**What to work on**
Look through the entries below and count the lines with "権限管理" in them; the reply is the number alone.
── Data listing
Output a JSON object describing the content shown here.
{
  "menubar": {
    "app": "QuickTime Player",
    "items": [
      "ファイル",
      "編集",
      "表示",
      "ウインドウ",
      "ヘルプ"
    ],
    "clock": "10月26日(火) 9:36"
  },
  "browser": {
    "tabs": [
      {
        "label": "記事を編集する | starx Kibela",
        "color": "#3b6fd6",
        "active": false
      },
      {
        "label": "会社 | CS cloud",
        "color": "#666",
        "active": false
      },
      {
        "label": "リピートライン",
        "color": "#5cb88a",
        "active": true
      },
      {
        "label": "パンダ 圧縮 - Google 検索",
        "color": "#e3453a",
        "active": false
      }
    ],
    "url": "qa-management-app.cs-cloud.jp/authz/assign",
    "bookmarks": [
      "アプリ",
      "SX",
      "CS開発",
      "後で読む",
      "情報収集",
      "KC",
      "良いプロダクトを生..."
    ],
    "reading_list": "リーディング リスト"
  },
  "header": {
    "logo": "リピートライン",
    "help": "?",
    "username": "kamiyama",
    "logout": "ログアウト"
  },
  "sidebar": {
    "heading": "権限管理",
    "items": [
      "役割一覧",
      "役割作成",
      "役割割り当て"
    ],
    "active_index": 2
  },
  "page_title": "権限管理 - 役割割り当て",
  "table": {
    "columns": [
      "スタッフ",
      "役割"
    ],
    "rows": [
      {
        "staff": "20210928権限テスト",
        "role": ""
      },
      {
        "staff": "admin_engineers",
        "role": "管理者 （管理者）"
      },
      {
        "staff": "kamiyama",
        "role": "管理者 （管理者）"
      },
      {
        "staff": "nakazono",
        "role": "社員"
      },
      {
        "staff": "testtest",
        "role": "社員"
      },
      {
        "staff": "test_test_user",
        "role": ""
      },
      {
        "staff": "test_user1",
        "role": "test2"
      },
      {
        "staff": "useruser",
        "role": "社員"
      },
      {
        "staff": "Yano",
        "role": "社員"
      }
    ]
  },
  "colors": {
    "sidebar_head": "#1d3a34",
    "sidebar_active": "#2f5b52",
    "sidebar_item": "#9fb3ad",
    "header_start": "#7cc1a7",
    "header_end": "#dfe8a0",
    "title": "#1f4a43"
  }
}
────
**Output of the task**
2